One of the future markets for many Missouri farmers is biofuel and it has already taken root over the past few years. Biodiesel in particular has a deep-rooted history in Missouri. The Show Me State was one of the first states to jump into the biodiesel market. Biodiesel is created from the byproduct of Missouri’s largest crop, soybeans, making production on a large scale relatively easy compared to other states. Biodiesel is also a drop-in replacement, meaning that it can be used on existing diesel engines. 

In the fall of 2022, Governor Mike Parson signed HB 3, which included a tax credit for biodiesel production. According to the Missouri Soybean Association, biodiesel production provides the state with $1.3 billion in economic impact. 

Kaiser also mentioned other uses for soybean-based biofuel, including in-home heating. Other biofuel markets, like ethanol, have also grown in recent years. The market continues to grow into new fields as newer demands, like sustainable aviation fuel, appear. 

“Could it be huge? Absolutely. Will it be huge? I really do think so,” Kaiser said.  

Missouri’s continuing development of infrastructure also plays a role in the future of farming. Roads and ports are the most common modes of transportation for Missouri agriculture products. Integral improvements, like the I-70 expansion, are underway to improve the state’s highway system. But ports remain relatively left behind.  An improvement of the state’s inland waterway system could lead to huge economic gains for Missouri farmers as MoDOT predicts that Missouri’s largest port export, coal, will soon be replaced by agricultural products. Kaiser mentioned inland waterway projects underway in other states, like a dredging operation in Louisana, that will help farmers transport more of their product. 

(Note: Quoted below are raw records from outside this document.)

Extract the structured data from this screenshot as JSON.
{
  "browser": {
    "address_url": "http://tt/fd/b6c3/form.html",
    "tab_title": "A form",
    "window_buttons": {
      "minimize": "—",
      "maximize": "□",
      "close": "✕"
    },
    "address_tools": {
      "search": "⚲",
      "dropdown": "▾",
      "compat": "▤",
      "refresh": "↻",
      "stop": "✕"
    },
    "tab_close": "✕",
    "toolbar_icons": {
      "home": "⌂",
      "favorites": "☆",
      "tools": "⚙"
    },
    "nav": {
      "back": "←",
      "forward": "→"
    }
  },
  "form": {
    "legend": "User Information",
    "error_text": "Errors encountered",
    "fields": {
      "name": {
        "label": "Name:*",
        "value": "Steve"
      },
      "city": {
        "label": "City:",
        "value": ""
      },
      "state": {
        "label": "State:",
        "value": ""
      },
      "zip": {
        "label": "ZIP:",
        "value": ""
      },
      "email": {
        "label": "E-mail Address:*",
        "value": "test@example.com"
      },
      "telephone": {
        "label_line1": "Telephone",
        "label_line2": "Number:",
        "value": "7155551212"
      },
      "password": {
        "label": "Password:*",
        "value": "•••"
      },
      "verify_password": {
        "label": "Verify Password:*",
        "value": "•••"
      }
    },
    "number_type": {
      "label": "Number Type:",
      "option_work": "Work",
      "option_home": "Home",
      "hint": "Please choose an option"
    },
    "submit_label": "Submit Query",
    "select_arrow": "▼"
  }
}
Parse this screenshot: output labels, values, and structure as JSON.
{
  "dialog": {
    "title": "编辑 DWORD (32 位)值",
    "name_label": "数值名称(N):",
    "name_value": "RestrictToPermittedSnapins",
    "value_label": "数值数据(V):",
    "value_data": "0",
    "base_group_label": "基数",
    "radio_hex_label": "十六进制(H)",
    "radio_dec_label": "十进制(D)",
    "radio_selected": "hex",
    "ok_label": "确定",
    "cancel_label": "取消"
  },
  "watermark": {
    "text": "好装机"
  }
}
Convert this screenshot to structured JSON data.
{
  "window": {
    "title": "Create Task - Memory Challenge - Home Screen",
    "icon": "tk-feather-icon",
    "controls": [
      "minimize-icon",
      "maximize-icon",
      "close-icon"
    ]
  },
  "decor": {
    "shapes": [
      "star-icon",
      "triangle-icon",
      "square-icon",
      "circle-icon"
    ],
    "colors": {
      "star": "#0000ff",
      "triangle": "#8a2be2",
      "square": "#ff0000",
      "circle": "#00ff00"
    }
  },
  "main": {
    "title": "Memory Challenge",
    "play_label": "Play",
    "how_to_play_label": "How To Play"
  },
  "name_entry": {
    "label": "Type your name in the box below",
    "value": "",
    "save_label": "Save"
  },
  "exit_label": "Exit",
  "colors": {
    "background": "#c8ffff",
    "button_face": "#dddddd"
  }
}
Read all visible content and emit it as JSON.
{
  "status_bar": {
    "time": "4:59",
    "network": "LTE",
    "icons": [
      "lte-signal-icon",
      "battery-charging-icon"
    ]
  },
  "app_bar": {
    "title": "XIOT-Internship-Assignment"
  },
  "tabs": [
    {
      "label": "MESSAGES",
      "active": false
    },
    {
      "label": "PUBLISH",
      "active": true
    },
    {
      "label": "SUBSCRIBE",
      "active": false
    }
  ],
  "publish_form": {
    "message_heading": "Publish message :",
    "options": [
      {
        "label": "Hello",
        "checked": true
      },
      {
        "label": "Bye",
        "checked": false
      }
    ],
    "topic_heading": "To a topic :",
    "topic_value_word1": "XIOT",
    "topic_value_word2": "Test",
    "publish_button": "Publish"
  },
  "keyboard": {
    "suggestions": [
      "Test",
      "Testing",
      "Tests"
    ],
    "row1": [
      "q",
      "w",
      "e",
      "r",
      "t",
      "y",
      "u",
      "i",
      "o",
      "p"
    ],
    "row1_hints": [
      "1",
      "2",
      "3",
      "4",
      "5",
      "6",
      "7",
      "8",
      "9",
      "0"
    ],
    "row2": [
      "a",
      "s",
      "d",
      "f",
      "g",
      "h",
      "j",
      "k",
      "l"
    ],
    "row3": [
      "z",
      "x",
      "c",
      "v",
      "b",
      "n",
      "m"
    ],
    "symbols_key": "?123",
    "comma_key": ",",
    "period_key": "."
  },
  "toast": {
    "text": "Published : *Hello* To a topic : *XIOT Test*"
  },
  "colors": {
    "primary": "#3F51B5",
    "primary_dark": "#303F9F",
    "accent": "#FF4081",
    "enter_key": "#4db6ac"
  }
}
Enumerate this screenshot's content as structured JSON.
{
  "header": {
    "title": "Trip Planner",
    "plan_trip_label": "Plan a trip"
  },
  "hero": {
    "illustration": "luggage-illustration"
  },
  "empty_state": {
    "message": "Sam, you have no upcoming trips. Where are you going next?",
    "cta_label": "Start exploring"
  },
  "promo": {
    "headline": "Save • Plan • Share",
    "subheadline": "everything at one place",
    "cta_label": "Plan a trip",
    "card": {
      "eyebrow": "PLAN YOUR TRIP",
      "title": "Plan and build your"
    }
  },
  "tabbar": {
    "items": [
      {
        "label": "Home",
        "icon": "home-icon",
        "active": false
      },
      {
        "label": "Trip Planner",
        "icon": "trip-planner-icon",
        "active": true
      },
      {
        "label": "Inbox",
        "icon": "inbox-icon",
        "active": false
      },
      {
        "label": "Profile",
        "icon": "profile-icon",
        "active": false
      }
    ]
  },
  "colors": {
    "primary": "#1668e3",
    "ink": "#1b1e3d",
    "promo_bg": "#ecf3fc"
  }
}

Improvements to infrastructure for rural communities could also benefit farmers in the future. Rural broadband expansion has been an important topic in recent years for Missourians. But farmers need broadband for more than just browsing the internet. As farming equipment and techniques have advanced, farmers have become more reliant on collecting data to become more efficient. Tractors record planting and fertilizer data, and combines record harvesting data. Farmers can even track fuel usage during planting and harvesting. But without rural broadband, tracking and accessing this data becomes more difficult. 

“It’s our ability to put all those tools together to make better data-driven decisions,” Kaiser said.   

One of the most important ideas for the future of farming is simply making sure that the farm is healthy and will continue to be healthy for future generations.

According to Kaiser, soil testing and analyzing is a tool farmers use to make their farms sustainable and profitable. Just like how people get blood tests to help diagnose health issues, soil tests can identify what a farm needs to increase crop efficiency and crop yield. The testing also allows for more specific treatments for the soil. If a field needs more fertilizer, soil testing can reveal which part of the field needs more fertilizer. That part of the field can be treated as needed instead of the entire field, which increases overall efficiency for the farmer. 

But soil health is more than just allowing a farm to grow more using less. Soil health is also about looking at water and air capacity to make the soil more resilient to drought. Soil health also includes looking at biological capacity as well, and making sure the soil is good for growing over time. To Kaiser, soil health is key for farmers who want to make a living and make sure their children can farm as well.   

“We think generationally in agriculture. We want to make sure our farms are available for [our children] to live on and work on if they choose to in the future,” Kaiser said. 

Agriculture is a central part of the Missouri economy and way of life, and it is only expected to grow in the coming years. With the development of new markets, improvements to infrastructure, and a focus on soil health, the future for the farmers in Missouri is teeming with new opportunities and growth.